Drop the Debt (Say It Loud! / World Village 479008, 2003)
The problems following the invasion of Iraq seem to have awakened the Bush administration from a slumber on the need for debt relief (We’re shocked! Shocked!). But the problem of developing-world debt has long been on the mind of others, including the Jubilee organization. Imagine paying 38% of your income just to service your debt. But don’t get me started; we’re here to talk about the music of debt.
Yes, the issue now has an all-star soundtrack, thanks to the efforts of new indie label Say It Loud. Featuring a stellar lineup of musicians (most from Africa and Latin America), Drop the Debt is simply great listening. And even if you’re an amazing polyglot (songs come from 14 different nationalities), you won’t feel like anyone’s hitting you over the head with a guilt skillet. The closest thing to an anti-debt anthem is "The Third World Cries Everyday," a richly orchestrated, mostly-English song by Africa South, an amazing constellation of musicians including Oliver Mtukudzi, Louis Mhlanga, Suthukazi Arosi, Khululiwe Sithole.
The rest of the CD is even better. It kicks off with the deep reggae mood of "Baba" by the combined forces of Tiken Jah Fakoly (Ivory Coast) and Tribo de Jah (Brazil). Brazilian vocalist Chico Cesar shows just how fast and percussive Portuguese can be sung on the folksy "Il faut payer (devo e não nego)," a collaboration with the Fabulous Trobadors of France. Bringing in Latin sounds is "Cosas pa’ pensar" by Colombia’s Toto La Momposina with a fabulous horn section. Cameroon’s Sally Nyolo combines with Shingo2 of Japan for the drum-and-voice tune "Tilma (remix)." Like turntablism? You’ll dig French group Massilia Sound System’s "Osca Sankara." If funk is your thing, "Argent trop cher (money’s too expensive)" by Tarace Boulba of France and Ablaye Mbaye of Senegal will definitely help you get a groove on.
Lyrically, the CD stays on topic, though each song highlights a different aspect of the debt burden. The translations give a sense of the widespread problems. Senegal’s El Hadj N’Diaye sings "For 40 years we’ve been repaying / A debt that endlessly grows / … We even say we’ll never be able to pay it back / That it’s planned that way." Zedess (Burkina Faso) sings "Even a democratic president / Who wants to lead his country out of poverty / Comes up against the policies of the technocrats / Who decide the priorities."
Massilia Sound System’s "Osca Sankara" includes samples of a speech given on debt relief by Burkina Faso President Thomas Sankara, shortly before his assassination in a coup. Other songs take a more personal look. Tiken Jah Fakoly and Tribo de Jah’s "Baba" laments a farmer who works hard but realizes no profit when the harvest is in. Congolese artists Faya Tess & Lokua Kanza look to the future in "Bana": "This land belongs to our children / It’s in their name that we demande the debt be canceled / and the accounts revised…."

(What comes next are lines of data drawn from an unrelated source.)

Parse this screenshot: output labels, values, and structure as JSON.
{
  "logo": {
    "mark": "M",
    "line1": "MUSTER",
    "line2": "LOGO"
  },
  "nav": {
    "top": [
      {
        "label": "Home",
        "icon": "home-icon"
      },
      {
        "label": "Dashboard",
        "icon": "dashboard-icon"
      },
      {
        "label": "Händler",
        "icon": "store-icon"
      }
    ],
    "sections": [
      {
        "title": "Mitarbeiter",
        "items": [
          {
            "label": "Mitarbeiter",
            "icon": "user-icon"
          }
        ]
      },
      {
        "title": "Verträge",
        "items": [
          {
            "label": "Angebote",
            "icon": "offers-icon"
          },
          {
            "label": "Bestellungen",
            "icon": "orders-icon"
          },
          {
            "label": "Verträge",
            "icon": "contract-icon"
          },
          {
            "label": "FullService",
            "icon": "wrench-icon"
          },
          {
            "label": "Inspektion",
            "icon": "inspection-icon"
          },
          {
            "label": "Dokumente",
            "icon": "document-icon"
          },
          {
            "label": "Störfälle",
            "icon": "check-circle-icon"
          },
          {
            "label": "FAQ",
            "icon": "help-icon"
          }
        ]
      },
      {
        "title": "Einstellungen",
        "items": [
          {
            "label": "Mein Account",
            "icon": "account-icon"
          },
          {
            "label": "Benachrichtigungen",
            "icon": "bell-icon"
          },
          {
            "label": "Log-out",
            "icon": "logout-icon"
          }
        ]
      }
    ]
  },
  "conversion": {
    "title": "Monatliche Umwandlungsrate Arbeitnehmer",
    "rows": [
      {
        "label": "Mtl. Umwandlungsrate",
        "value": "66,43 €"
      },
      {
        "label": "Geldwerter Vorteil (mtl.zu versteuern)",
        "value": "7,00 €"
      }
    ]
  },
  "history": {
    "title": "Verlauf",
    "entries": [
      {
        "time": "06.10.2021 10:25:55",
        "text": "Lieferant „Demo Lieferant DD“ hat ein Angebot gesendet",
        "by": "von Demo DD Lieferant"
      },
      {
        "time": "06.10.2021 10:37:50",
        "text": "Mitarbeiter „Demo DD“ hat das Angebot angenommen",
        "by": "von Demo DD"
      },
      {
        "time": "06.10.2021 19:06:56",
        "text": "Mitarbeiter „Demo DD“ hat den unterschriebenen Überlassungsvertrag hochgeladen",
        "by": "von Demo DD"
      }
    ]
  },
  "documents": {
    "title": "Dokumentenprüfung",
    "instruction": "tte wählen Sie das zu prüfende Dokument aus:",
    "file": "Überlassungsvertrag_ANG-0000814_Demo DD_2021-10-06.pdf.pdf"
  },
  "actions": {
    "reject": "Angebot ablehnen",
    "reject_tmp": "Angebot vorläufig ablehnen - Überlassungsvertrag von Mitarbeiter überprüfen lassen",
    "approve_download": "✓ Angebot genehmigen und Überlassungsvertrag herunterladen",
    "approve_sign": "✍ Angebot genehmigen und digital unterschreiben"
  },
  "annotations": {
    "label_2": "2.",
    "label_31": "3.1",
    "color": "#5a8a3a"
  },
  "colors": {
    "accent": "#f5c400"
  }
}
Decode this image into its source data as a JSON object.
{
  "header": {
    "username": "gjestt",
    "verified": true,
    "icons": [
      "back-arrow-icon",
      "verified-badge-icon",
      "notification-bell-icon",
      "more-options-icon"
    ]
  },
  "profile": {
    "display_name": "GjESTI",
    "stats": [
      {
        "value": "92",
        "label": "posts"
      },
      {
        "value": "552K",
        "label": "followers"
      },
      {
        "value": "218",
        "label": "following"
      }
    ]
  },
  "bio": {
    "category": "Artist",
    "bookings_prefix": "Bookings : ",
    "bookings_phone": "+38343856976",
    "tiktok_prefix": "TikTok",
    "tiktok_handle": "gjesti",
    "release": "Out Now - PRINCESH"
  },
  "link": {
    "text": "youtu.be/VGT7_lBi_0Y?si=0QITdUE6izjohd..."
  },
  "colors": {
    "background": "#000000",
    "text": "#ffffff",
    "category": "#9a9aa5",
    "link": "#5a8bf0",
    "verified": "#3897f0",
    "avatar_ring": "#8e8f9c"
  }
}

This is a great CD that just happens to champion a great cause as well. All the tracks are exclusive to this release, and with a variety of styles and consistently high energy it’s bound to have wide musical appeal. Get it as a wide-ranging survey of contemporary world music or as a political statement. But get it.
Okay, just one last word on selective debt relief. Read this statement from the conservative Heritage Foundation, and ask yourself why they and "President" Bush aren’t including Senegal, Burkina Faso, Columbia, Brazil, Zimbabwe, and other poor countries in their push for debt relief. Just substitute one of those countries for "Iraq" and see if it fits as well: "If Iraq’s debts are not forgiven, the Iraqi people will be financially crippled for a generation, or even generations, eliminating any prospect of a growing and prosperous Iraq. If European and Arab leaders truly want to help the people of Iraq, the best way to demonstrate this would be by easing the debt burden."
For more on debt relief, see:
(c) 2003 Scott Allan Stevens, Earball Media
Buy Drop the Debt.